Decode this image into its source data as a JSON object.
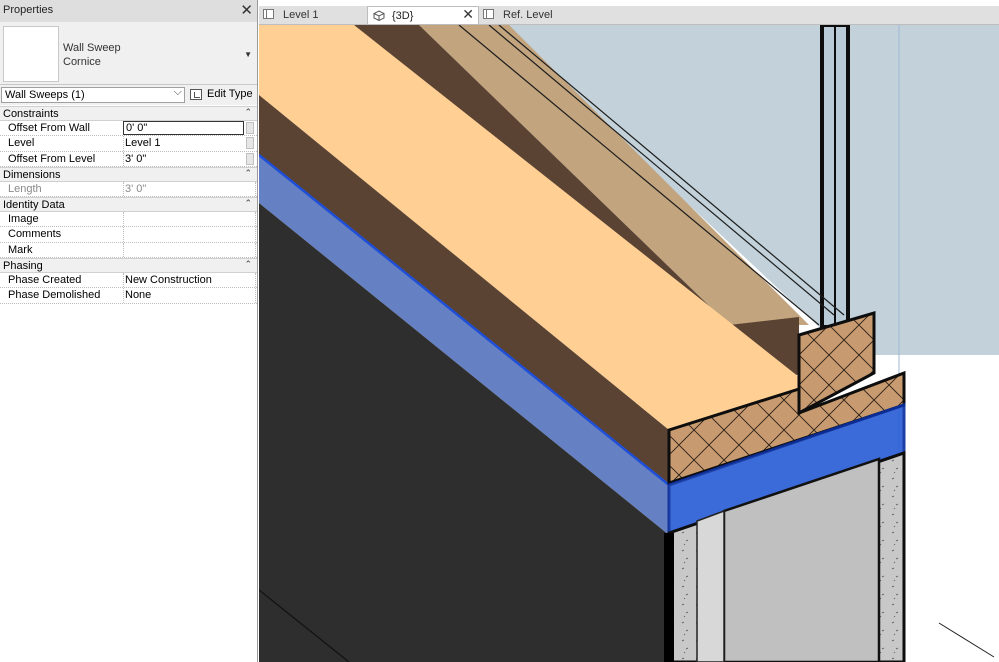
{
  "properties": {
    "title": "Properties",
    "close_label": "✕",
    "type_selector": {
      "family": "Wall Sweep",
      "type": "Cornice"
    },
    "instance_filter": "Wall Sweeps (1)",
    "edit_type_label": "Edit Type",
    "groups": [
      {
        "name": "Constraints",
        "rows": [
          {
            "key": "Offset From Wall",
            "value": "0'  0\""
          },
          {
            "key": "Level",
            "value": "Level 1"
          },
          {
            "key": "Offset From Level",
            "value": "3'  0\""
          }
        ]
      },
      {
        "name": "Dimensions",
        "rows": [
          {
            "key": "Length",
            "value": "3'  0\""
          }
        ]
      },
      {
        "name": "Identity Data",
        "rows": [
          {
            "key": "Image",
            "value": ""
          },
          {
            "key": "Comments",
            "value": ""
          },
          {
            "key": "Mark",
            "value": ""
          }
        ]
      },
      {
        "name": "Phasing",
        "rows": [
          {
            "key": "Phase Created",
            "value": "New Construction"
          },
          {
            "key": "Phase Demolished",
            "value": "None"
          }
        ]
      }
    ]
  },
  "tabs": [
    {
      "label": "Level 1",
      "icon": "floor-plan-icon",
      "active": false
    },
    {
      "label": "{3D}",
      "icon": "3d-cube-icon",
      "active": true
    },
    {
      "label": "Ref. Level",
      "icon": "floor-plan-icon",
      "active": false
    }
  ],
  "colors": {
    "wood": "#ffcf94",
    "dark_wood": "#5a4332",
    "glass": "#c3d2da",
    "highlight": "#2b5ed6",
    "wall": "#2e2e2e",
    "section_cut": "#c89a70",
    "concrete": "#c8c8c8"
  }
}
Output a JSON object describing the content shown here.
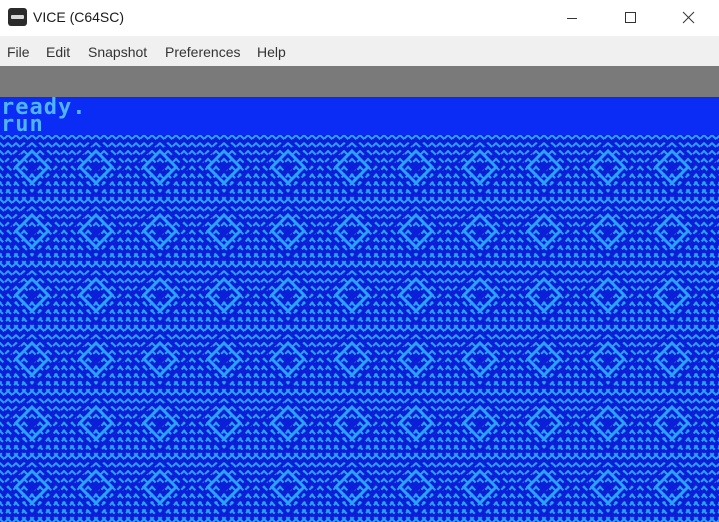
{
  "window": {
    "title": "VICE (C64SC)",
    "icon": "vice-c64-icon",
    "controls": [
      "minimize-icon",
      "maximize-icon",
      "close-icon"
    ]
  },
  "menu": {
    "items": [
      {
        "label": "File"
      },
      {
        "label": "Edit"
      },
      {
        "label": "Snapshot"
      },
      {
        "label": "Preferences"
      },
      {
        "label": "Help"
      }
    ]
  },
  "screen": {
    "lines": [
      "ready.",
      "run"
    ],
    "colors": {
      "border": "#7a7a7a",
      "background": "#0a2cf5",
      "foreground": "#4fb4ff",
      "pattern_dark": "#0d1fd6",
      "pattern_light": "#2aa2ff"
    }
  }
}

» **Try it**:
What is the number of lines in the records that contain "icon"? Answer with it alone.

» **Written answer**:
7